■ DIRECTIONS FOR THIS TASK: Each line below that includes the word "президент" is to be reported.

DATA RECORDS Start Marker

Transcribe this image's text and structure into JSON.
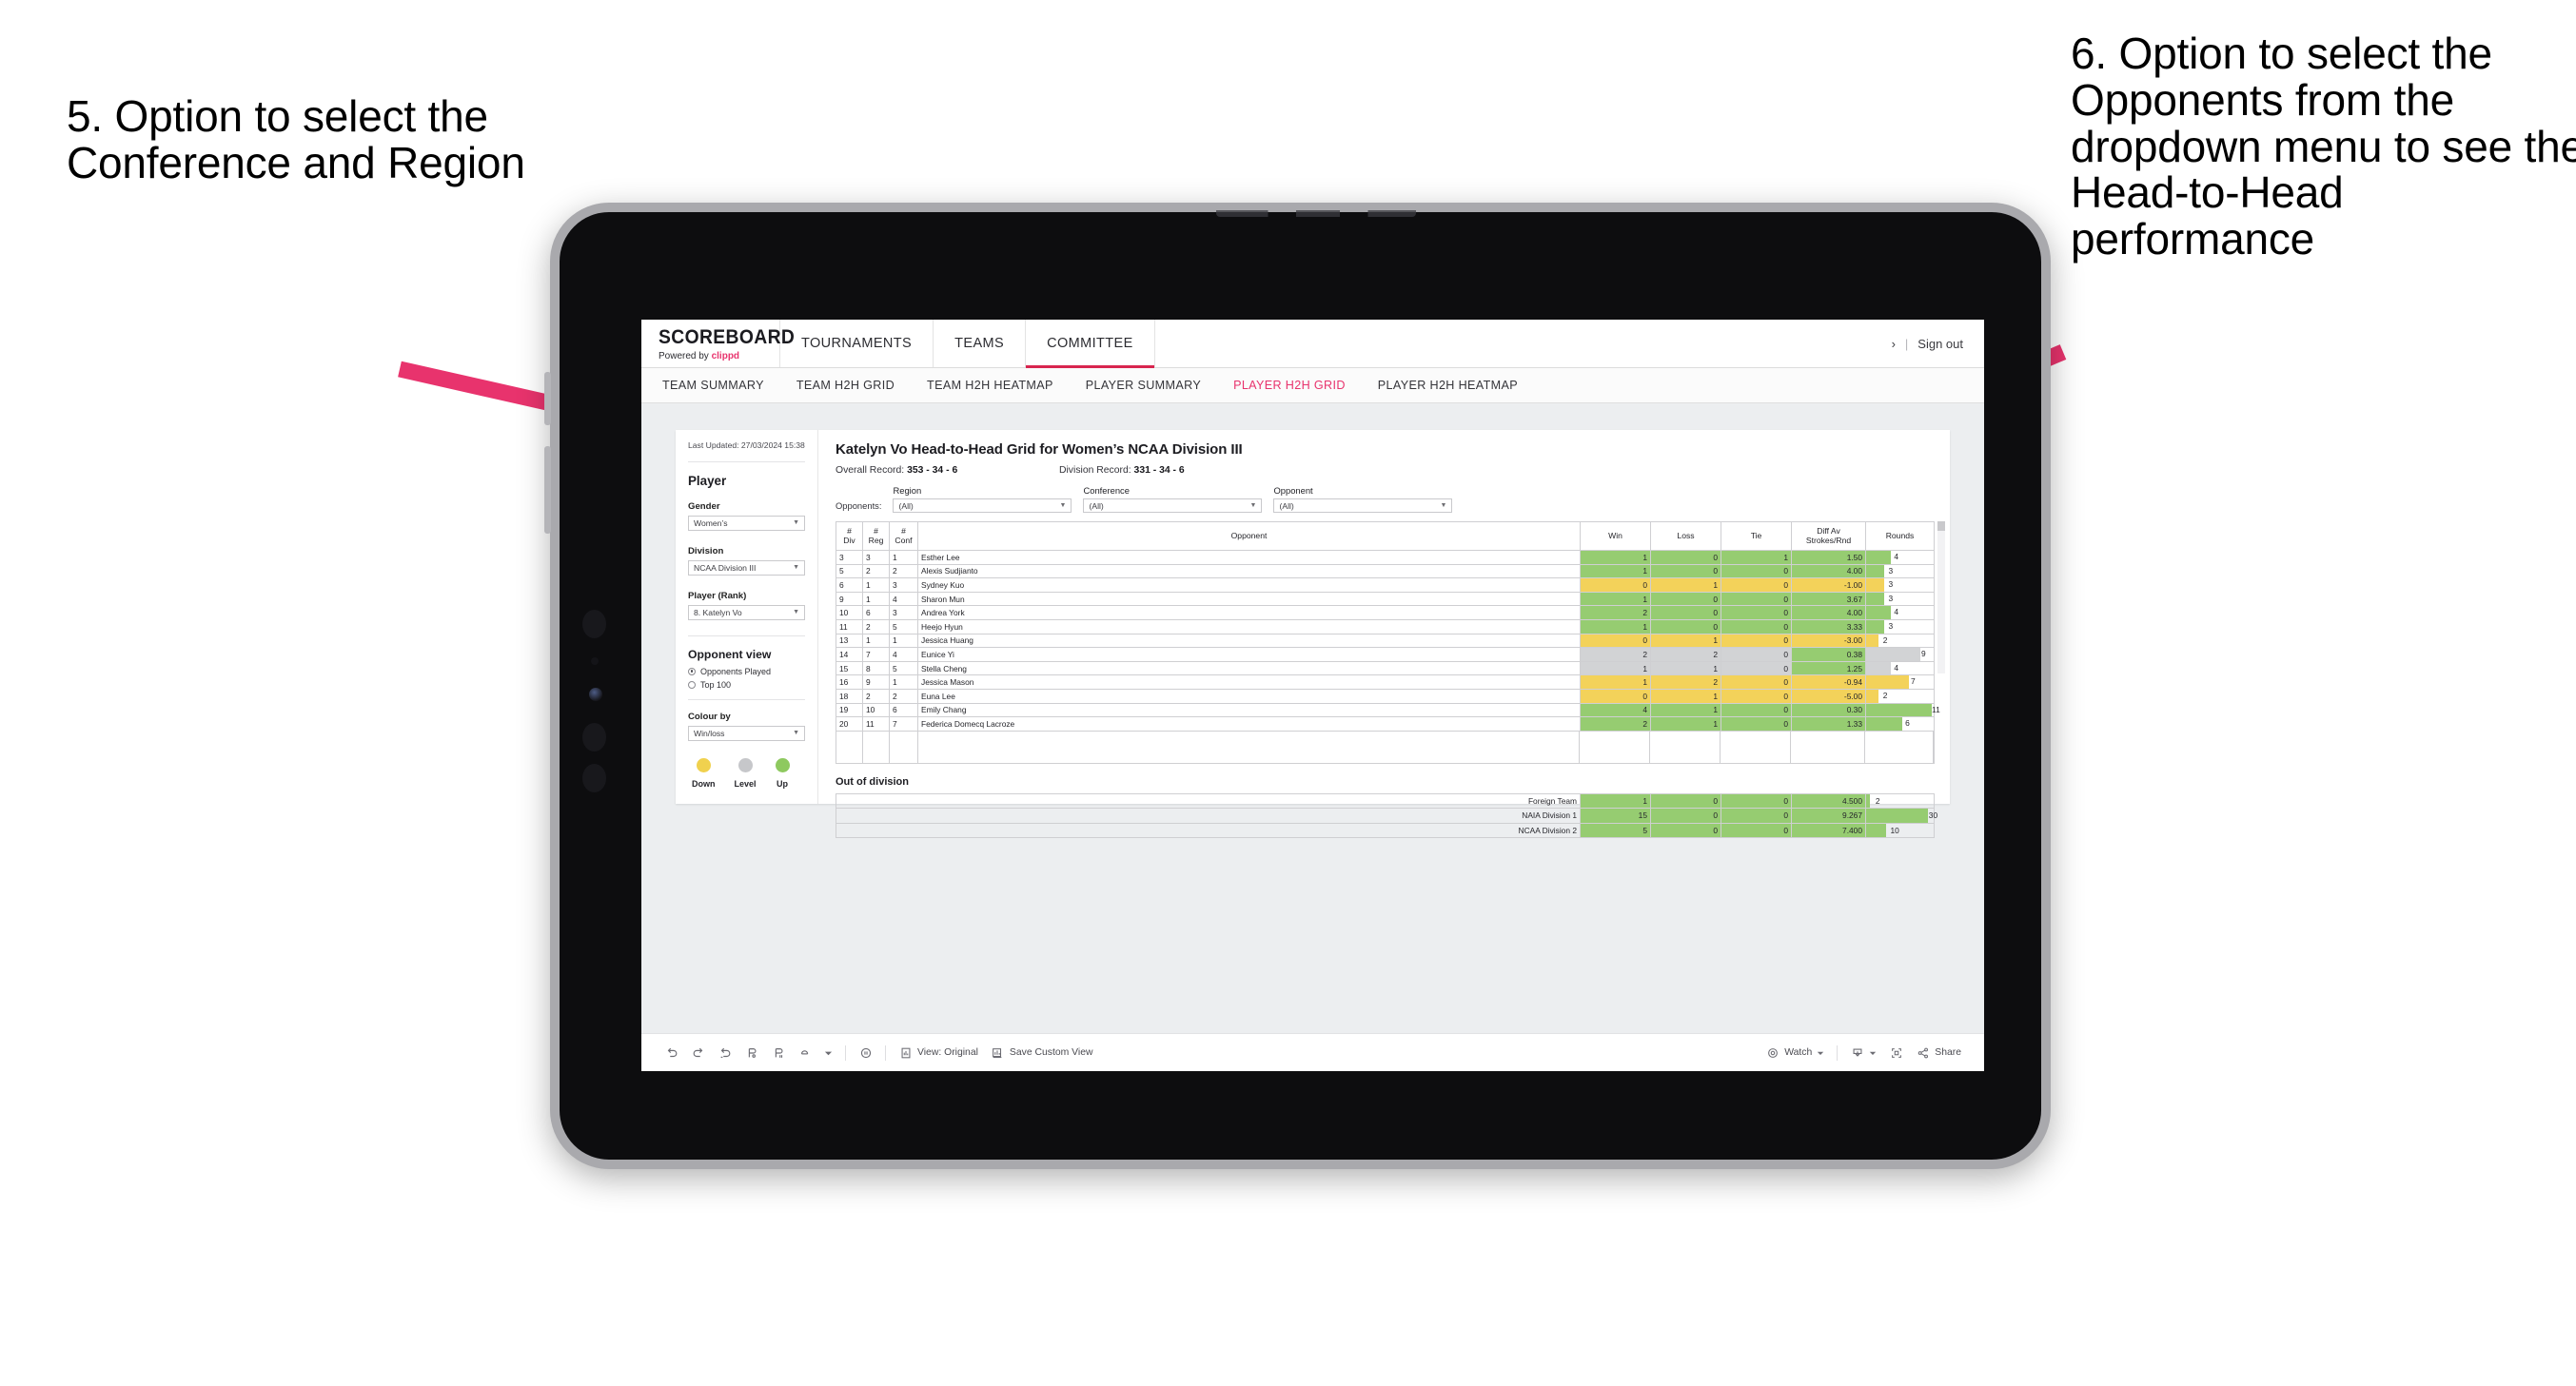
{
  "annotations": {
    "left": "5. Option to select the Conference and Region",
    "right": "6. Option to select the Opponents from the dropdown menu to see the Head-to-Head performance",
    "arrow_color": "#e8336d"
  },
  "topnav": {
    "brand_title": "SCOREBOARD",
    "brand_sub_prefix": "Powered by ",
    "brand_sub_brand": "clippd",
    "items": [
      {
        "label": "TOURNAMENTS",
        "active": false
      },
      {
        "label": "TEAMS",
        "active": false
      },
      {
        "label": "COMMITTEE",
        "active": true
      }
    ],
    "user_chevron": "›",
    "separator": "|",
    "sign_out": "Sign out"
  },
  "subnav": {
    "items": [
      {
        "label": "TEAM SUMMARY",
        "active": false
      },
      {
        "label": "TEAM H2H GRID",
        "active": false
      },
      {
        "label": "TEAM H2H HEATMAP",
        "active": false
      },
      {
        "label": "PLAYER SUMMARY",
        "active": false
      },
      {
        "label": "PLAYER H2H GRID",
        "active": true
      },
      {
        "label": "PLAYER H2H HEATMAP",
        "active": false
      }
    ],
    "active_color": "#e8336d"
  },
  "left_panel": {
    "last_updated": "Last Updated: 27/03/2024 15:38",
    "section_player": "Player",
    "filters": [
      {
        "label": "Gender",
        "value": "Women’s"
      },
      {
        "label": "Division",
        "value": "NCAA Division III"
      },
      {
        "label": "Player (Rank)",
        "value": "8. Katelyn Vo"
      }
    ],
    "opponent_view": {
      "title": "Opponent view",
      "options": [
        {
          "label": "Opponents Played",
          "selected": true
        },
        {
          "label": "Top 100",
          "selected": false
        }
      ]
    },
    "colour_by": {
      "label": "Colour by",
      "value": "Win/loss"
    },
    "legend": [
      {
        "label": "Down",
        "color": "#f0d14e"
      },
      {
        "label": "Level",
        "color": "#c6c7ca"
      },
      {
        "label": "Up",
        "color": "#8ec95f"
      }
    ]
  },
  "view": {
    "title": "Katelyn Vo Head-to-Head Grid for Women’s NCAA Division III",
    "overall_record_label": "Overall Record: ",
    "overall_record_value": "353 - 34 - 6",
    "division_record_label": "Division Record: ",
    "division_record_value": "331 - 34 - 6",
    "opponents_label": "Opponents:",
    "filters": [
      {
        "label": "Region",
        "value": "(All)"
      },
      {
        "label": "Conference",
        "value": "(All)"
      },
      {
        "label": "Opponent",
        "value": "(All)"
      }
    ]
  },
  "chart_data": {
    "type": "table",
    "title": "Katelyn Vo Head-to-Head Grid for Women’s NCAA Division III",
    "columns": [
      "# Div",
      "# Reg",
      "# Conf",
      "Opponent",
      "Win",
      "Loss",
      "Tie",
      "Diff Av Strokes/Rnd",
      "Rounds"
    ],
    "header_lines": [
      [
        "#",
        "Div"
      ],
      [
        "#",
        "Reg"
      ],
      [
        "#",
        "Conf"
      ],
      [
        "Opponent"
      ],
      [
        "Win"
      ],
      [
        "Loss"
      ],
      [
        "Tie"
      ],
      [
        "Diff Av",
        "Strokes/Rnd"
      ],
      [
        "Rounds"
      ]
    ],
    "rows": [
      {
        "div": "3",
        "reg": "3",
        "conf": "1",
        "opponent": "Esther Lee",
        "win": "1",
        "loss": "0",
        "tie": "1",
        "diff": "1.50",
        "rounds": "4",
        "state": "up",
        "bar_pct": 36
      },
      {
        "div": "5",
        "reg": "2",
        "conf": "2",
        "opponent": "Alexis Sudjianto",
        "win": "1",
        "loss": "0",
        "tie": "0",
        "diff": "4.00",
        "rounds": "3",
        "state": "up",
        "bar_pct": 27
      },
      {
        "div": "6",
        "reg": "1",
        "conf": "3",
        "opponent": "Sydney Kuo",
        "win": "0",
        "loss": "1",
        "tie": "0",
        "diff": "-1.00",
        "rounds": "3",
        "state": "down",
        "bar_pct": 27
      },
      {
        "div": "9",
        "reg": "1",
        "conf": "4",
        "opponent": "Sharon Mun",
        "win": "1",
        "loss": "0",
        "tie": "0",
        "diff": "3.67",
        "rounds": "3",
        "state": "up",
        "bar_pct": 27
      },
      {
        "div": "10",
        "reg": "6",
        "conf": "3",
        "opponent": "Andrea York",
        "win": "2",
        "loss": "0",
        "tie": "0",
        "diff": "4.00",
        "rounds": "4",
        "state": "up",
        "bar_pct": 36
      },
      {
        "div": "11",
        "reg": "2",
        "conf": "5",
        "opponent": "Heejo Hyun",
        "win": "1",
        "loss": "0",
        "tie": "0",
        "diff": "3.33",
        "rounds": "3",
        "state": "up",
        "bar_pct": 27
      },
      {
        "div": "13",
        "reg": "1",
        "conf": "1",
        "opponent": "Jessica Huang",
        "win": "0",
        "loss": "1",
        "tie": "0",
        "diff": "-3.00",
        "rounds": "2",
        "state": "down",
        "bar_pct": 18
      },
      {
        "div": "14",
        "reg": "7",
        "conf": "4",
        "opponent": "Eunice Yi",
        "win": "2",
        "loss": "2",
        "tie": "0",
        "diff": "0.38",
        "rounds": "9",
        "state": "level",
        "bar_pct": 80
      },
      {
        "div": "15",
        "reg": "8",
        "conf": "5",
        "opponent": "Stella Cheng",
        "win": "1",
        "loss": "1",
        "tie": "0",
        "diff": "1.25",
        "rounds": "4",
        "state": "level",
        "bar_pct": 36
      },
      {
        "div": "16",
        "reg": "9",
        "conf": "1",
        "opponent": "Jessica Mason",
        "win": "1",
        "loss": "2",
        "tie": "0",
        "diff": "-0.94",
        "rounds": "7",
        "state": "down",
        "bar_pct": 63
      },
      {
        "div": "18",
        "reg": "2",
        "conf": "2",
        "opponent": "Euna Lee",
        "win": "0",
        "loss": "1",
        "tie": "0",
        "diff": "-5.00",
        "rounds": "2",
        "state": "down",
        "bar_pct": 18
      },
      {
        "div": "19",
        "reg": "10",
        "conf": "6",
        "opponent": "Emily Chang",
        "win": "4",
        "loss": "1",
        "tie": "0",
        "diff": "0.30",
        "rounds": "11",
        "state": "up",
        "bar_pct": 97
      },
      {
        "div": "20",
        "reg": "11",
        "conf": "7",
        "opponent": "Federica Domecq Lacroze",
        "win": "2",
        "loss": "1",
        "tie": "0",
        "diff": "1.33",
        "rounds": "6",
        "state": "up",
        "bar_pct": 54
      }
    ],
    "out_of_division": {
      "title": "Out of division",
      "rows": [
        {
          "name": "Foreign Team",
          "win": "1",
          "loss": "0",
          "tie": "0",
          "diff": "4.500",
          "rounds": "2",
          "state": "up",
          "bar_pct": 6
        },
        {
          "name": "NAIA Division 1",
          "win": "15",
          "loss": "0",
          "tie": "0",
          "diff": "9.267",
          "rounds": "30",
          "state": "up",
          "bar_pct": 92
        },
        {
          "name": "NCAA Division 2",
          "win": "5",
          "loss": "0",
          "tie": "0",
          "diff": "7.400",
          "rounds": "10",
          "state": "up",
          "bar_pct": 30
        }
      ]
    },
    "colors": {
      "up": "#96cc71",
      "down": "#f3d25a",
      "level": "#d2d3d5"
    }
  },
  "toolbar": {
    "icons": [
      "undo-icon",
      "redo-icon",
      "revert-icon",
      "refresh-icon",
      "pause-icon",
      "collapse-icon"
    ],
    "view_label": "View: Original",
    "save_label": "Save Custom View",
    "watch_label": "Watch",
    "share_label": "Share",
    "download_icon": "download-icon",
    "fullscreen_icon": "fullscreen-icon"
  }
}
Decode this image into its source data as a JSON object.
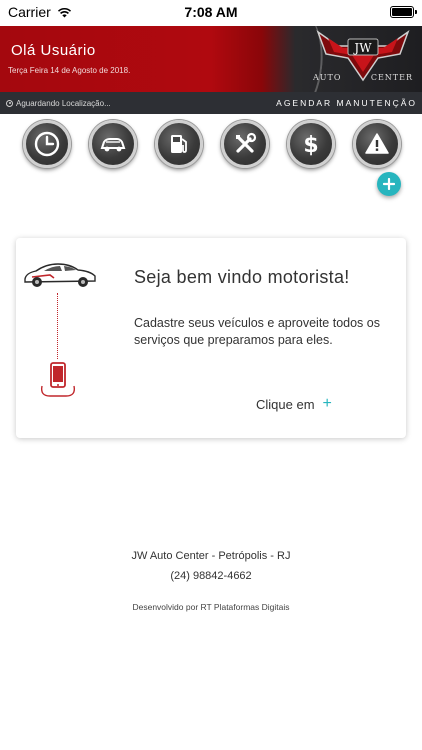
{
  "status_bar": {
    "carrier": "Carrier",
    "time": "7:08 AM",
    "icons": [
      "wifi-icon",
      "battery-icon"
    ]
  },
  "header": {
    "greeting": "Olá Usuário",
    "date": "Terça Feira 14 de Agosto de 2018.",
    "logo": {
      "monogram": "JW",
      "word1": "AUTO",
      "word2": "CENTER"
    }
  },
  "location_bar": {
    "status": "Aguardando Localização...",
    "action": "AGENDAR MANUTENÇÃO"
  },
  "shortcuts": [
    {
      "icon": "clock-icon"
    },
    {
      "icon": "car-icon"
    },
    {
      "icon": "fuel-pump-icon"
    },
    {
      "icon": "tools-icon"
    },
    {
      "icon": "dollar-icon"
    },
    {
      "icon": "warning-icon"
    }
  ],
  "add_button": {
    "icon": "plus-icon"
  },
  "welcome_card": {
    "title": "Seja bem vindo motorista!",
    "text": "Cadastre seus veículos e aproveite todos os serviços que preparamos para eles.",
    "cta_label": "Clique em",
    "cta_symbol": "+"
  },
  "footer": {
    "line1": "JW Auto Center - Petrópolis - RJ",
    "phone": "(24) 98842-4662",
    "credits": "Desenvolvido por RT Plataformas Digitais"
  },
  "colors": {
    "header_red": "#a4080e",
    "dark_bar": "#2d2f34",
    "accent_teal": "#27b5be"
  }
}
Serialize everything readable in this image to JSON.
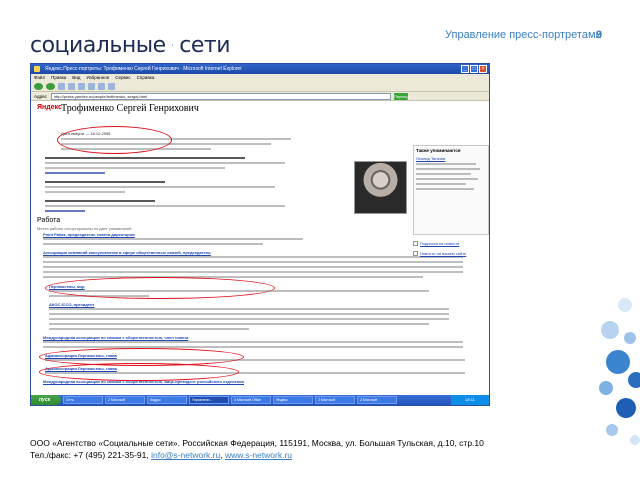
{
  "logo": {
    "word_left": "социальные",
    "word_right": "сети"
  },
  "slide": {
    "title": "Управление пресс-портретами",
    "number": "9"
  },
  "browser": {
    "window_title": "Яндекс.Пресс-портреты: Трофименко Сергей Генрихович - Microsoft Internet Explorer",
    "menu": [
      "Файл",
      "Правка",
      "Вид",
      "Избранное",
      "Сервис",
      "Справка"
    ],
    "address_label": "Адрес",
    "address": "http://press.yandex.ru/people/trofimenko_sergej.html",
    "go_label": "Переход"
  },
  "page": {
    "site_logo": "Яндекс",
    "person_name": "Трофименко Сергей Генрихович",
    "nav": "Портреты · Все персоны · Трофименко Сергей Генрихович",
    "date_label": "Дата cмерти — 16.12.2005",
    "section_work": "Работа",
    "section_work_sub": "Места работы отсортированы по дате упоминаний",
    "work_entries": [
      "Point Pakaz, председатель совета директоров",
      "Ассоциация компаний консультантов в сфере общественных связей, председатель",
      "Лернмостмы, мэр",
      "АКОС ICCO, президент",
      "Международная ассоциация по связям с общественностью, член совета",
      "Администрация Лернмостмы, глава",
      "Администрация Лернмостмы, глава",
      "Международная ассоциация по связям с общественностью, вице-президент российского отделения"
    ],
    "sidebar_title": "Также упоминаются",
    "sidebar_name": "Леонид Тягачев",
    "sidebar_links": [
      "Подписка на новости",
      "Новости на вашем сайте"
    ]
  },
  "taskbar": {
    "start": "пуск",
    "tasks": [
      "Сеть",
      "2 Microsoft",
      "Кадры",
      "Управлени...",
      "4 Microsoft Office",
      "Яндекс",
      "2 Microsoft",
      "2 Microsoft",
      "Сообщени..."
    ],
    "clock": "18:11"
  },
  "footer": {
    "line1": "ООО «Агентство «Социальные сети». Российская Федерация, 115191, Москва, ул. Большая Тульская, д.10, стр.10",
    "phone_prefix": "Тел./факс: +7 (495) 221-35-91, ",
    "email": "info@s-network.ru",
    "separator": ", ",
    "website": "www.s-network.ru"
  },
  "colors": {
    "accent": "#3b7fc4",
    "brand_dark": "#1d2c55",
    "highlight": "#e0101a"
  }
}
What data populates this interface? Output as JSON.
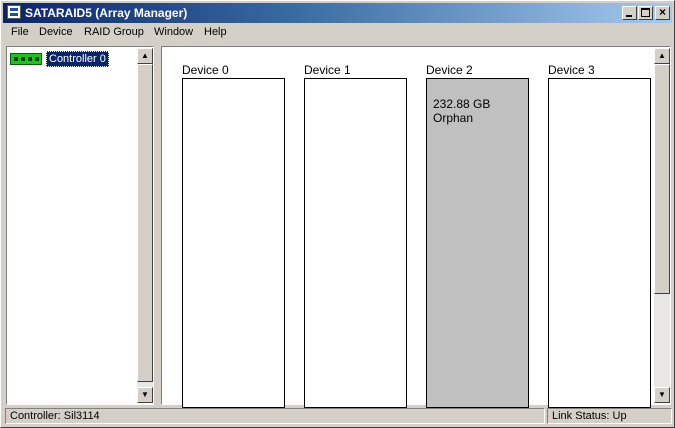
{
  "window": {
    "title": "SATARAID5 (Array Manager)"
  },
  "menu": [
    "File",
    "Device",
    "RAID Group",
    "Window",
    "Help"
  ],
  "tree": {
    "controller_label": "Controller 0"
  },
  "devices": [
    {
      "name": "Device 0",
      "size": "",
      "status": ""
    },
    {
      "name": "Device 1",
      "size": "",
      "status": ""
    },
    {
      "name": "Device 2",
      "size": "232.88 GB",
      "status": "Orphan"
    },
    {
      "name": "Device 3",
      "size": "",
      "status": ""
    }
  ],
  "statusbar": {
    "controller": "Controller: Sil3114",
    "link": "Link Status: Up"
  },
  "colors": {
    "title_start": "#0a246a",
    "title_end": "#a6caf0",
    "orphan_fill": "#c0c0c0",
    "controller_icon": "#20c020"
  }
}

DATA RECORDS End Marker

■ RESPONSE TO THE EXERCISE:
      "АКОС ICCO, президент",
      "Международная ассоциация по связям с общественностью, вице-президент российского отделения"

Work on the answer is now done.